But even though Burlington has some unique circumstances–and a very liberal population that strongly supported the push to 100% renewables–Nolan believes that it’s a goal that other cities can easily reach. Some smaller communities (like Greensburg, Kansas, which rebuilt with green energy after the town was destroyed in a tornado) have already achieved the goal, though Burlington is the first larger city….

“It’s a challenge for folks,” [Nolan] adds. “Renewables are still more expensive than traditional coal plants or natural gas plants. But if cities really take the time to assess what they have for resources in their area, and take advantage of any financial markets that may be available, I think it’s doable.”

 

In his book, Against Doom: A Climate Insurgency Manual, historian and author Jeremy Brecher notes that “Portland, Oregon, has become the first city in the U.S. to pass a resolution opposing the development of all new infrastructure for fossil fuel transport and storage.” And he goes on to relate an even more unusual step taken by Grant Township, Pennsylvania. In 2013, the township passed extraordinary legislation limiting the actions of a fossil fuel company. It legalized the use of nonviolent direct action by citizens seeking to block harmful infrastructure projects by the company that could increase greenhouse gas emissions. As Brecher writes:

In 2013, the Pennsylvania General Electric company (PGE) applied for permits for wells to inject contaminated fracking wastewater in Grant Township, Pennsylvania. Despite hearings, public comments, and permit appeals, the federal Environmental Protection Agency issued a permit to PGE. With support from the Community Environmental Legal Defense Fund, the Grant Township Supervisors thereupon passed a Community Bill of Rights ordinance which established rights to clean air and water, community self-government, and the rights of nature; it prohibited the proposed injection well as a violation of those rights.

PGE sued Grant Township, claiming it had a right to inject wastewater within the Township. When a judge stated that the Township did not have the authority to prohibit injection wells, the residents voted two to one for a new home rule charter. Then the Grant Township Supervisors passed a law under the new charter that legalizes direct action to stop wastewater injection wells. It states that if a court does not uphold the people’s right to stop corporate activities threatening the wellbeing of the community, “any natural person may then enforce the rights and prohibitions of the charter through direct action.” Further, the ordinance prohibits “any private or public actor from bringing criminal charges or filing any civil or other criminal action against those participating in nonviolent direct action.”....

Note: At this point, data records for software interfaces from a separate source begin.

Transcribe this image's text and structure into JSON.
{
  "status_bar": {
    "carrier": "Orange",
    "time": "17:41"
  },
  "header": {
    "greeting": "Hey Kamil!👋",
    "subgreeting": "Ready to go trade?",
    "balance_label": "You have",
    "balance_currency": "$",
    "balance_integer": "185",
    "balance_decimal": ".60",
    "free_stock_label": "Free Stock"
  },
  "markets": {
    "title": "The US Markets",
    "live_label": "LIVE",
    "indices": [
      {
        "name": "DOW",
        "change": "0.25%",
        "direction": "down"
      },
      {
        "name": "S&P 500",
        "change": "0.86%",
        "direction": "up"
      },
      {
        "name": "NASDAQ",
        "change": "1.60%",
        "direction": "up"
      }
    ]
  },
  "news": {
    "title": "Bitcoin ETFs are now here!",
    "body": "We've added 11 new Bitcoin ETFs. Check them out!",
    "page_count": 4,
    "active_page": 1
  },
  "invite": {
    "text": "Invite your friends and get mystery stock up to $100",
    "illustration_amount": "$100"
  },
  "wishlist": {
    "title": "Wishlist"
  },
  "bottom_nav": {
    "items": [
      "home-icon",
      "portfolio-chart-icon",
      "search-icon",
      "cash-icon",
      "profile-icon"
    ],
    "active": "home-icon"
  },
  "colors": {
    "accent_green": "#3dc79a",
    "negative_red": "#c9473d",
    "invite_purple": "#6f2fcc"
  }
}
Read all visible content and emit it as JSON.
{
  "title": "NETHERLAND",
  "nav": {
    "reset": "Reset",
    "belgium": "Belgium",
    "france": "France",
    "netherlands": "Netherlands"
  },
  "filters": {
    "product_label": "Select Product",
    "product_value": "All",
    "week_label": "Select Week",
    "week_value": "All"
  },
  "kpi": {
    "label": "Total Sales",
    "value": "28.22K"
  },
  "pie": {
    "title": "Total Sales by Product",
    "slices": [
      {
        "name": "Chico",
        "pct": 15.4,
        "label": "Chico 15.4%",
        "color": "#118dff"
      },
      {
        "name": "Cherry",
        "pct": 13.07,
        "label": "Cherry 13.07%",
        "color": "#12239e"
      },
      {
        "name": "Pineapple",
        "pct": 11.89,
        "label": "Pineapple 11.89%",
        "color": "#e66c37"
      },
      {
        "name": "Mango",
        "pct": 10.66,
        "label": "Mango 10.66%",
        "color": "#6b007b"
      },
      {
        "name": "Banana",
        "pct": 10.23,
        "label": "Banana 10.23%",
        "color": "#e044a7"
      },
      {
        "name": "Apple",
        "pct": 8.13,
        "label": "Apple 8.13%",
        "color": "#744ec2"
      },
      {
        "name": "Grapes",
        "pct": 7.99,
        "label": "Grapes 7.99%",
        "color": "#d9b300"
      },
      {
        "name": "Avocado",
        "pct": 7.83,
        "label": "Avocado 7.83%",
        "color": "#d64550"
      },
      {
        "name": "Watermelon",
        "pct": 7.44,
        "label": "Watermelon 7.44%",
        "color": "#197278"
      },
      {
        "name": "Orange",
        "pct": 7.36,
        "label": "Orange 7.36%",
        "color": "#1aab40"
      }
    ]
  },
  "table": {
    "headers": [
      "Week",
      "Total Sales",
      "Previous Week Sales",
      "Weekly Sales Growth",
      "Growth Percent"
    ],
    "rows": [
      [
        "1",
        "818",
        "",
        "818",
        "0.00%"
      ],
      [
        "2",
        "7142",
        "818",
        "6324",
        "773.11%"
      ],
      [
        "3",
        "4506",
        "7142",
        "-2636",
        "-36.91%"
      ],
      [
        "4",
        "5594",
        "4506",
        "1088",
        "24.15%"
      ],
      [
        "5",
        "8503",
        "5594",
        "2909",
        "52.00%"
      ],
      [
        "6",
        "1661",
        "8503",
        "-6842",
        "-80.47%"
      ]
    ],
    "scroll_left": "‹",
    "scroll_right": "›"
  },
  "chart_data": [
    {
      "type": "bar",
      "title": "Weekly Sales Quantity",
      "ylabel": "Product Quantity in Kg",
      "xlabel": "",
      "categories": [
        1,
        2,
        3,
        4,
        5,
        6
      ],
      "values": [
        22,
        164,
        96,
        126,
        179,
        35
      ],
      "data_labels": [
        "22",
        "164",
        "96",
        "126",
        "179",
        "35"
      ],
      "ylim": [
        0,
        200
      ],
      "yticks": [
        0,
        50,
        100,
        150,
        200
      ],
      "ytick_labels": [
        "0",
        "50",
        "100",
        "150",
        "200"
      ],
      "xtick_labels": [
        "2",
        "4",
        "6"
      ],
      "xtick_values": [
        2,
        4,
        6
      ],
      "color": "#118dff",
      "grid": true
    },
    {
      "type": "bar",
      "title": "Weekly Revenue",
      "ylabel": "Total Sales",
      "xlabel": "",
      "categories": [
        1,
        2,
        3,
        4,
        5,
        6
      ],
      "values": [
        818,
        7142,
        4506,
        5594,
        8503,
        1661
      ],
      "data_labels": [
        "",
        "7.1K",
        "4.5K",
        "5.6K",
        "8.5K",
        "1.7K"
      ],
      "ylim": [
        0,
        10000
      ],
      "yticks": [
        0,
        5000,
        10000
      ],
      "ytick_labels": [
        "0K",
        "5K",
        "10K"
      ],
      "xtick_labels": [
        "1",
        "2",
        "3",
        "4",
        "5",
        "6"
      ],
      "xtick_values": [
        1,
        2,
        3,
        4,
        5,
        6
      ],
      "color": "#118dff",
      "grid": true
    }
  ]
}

Grant Township Supervisor and Chairman Jon Perry added, “I was elected to serve this community, and to protect the rights in our Charter voted in by the people I represent. If we have to physically and nonviolently stop the trucks from coming in because the courts fail us, we will do so.”

 

In creating templates for action and legislation, municipalities such as Burlington, Vermont, and Grant Township, Pennsylvania have set an example. In the coming months and years, other local and state governments will be deciding on whether they will take action as well.
 

For Discussion:
 

  1. How much of the material in this reading was new to you, and how much was already familiar? Do you have any questions about what you read?
     
  2. According to the reading, what are some specific actions that cities have taken to protect the environment or reduce the impact of climate change?
     
  3. Grant Township, Pennsylvania took an unusual stance in protecting its residents against the actions of a corporation. What type of actions might residents take now that nonviolent direct action has been endorsed by the Grant County Supervisors? Do you think that these actions might be effective in stopping fossil fuel development, in Pennsylvania or elsewhere?
     
  4. Some people who are concerned about climate change nevertheless feel unmotivated to take action because the issue can seem far removed from their daily lives. Do you think that efforts on the level of individual cities might be a good way of engaging such people? Why or why not?

 

 

-- Research assistance provided by Ryan Leitner